A book by Greg Bear
Citizen of the Galaxy is a science fiction novel by American writer Robert A. Heinlein, originally serialized in Astounding Science Fiction (September, October, November, December 1957) and published in hardcover in 1957 as one of the Heinlein juveniles … see full wiki
Plot summary? This story opens on a slave auction. A young boy, maybe eight years old is up for auction. No one wants him. He is purchased as a joke by a one-legged beggar. It turns out the beggar is something more. He is an interplanetary spy. He is spying on the slave trade. Things get more interesting from there.
The slave is named Thorby and he lives with and is educated by the old spy for years but must get off planet when the old man is found out. Thus begins his romp across the galaxy.
What's the bottom line? I undoubtedly first read this story more than 30 years ago and I pretty much still remembered it. Some things are obviously dated. A starship's officer using a sliderule in a story set hundreds of years in the future is somewhat funny. But such details are unimportant to the story.
I guess the bottom line of this story is cultural relativism. Thorby encounters 4 different cultures in this story and Heinlein put an anthropologist on the starship that got him off planet the first time. Here Heinlein demonstrates his propensity to use characters to lecture the reader with their dialog in the story. Some people do not like this but it is a good way to get a lot of information across in not too many pages. But some readers do not like this technique. They say if they wanted to learn whatever they would get a textbook. I personally doubt that they get those books they just aren't interested in learning much.
It is said by some that the golden age of science fiction is 12. An idea is new to a kid the first time he or she encounters it. It does not matter if the idea is 500 years old. That idea can change the way that young person looks at the world from then on. That is a good use for science fiction though such enlightening books may not be of much value to adults. Brains get frozen and new ideas don't penetrate. LOL

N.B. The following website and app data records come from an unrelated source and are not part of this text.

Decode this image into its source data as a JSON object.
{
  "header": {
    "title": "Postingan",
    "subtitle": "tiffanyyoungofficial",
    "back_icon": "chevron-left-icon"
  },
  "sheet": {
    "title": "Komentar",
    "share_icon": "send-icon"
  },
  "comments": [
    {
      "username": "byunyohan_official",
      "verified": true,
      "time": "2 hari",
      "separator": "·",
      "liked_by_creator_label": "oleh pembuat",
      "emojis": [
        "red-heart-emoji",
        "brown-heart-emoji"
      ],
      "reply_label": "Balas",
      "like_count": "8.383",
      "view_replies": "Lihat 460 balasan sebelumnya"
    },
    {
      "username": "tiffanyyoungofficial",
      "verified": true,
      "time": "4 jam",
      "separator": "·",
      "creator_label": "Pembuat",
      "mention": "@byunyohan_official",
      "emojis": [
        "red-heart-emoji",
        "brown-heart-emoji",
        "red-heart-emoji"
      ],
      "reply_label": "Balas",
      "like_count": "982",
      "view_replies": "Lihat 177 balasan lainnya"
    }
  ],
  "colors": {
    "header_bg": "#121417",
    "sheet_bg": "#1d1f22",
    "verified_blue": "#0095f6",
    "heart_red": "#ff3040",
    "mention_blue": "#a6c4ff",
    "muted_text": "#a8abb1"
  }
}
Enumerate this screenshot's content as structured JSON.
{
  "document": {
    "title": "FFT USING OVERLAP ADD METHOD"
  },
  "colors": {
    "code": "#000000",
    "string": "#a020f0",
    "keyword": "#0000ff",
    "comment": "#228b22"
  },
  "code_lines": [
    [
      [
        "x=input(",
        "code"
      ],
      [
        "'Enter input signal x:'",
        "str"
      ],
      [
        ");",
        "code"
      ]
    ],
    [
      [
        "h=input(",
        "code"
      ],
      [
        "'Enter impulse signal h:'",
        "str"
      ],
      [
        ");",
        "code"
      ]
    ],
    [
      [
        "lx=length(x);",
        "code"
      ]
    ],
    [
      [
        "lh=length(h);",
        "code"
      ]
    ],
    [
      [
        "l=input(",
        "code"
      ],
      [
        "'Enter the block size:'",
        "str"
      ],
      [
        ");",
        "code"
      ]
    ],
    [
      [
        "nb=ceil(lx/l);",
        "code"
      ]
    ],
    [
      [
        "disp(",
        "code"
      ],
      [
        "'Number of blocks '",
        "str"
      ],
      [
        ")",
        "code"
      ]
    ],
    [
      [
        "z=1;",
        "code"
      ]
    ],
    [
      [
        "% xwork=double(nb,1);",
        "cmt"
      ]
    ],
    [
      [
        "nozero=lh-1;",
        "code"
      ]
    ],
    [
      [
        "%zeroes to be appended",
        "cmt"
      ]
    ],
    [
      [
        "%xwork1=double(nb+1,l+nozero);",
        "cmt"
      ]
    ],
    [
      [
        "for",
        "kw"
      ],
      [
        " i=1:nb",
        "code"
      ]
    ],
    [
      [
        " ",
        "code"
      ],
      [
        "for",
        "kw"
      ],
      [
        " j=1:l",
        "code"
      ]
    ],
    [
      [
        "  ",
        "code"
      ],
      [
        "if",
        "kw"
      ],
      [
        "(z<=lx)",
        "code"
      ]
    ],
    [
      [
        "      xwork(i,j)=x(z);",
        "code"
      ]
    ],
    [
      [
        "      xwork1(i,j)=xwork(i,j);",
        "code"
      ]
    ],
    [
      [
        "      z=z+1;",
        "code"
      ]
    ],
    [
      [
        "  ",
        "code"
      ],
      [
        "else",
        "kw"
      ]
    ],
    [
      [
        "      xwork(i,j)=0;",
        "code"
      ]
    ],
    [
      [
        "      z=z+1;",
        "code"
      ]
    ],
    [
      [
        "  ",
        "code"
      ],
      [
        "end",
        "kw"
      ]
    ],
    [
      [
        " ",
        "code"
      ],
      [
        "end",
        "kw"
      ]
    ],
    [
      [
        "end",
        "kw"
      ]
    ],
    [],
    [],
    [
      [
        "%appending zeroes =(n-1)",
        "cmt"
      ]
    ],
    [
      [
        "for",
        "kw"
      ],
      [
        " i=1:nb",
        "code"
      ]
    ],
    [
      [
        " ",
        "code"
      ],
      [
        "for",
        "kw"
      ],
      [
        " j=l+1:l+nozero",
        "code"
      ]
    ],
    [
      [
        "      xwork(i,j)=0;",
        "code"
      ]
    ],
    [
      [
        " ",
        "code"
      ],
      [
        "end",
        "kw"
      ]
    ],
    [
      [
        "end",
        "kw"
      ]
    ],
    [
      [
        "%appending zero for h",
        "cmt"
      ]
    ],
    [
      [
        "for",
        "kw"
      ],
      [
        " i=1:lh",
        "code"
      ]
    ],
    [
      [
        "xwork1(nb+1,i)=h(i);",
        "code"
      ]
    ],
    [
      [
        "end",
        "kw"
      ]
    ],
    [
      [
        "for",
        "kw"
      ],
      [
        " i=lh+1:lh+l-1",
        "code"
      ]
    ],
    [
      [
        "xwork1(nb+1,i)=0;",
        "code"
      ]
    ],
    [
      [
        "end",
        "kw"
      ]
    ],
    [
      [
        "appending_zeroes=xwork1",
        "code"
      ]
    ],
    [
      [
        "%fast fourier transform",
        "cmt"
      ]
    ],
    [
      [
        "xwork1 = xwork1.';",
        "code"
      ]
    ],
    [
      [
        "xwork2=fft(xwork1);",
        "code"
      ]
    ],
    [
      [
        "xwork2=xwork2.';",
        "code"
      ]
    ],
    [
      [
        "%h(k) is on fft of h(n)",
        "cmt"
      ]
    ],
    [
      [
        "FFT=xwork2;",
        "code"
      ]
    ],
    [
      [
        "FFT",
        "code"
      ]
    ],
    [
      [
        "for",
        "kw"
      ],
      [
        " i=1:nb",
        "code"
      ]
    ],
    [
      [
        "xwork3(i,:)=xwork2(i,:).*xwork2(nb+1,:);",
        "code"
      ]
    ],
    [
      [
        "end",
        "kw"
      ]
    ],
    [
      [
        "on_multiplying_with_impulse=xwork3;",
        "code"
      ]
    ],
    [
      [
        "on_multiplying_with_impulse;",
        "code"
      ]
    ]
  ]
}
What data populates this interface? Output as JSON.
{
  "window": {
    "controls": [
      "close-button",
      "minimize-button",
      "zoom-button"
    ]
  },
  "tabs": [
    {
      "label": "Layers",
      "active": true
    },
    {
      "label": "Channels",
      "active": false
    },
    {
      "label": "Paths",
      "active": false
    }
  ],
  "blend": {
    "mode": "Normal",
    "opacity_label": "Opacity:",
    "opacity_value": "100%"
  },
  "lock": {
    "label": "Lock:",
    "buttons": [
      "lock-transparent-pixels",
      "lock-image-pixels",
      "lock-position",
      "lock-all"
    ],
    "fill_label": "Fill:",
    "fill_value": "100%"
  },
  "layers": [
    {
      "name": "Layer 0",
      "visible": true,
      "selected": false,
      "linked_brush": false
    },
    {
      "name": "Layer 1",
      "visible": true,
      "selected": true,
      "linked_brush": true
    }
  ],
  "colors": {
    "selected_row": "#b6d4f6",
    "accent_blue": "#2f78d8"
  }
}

Alexei Panshin was one of those kids that was influenced by Hienlein in the 50s. He wrote Rite of Passage in the 60s. I would recommend these two books as a matched set for young kids. These two alone beat all of Harry Potter.
But I suppose that even Harry Potter agrees with these books on one point:
Relevant Knowledge is POWER! Without it others may have power over you.
One nice thing about the internet is that it is now possible to see what other people think about the same book.
Of course I am not providing a link to someone who disagrees with me too much. LOL
I suppose a peculiar analogy can now be made with this book and the present day. It has slavery and interstellar spaceships. We have cheap supercomputers everywhere that Heinlein couldn't have imagined in 1957 but the economy is crashing. This makes sense in our techno-sophisticated world?
Lois McMaster Bujold is the first SF writer to tie Heinlein in number of Hugo awards. CotG is from 1957 and Bujold's first book did not appear until 30 years later. Things have changed. In a way you need to read about 5 of her books to get as broad a perspective as Heinlein puts into one. 250 pages versus 1400 page. That is a big difference. But there were no word processors in 1957. That is a problem with a lot of modern sci-fi, though I am not compaining about Bujold's. BLOATED Sci-fi. LMB has more detailed and interesting characters than Heinlein and her characters don't bludgeon the reader with ideas, but so much stuff is long and without redeeming qualities.
What did you think of this review?
A book by Greg Bear
A sci-Fi novel by J.P. Hogan
2008 non-fiction book by Hara Estroff Marano
Former President of South Africa, the first to be elected in …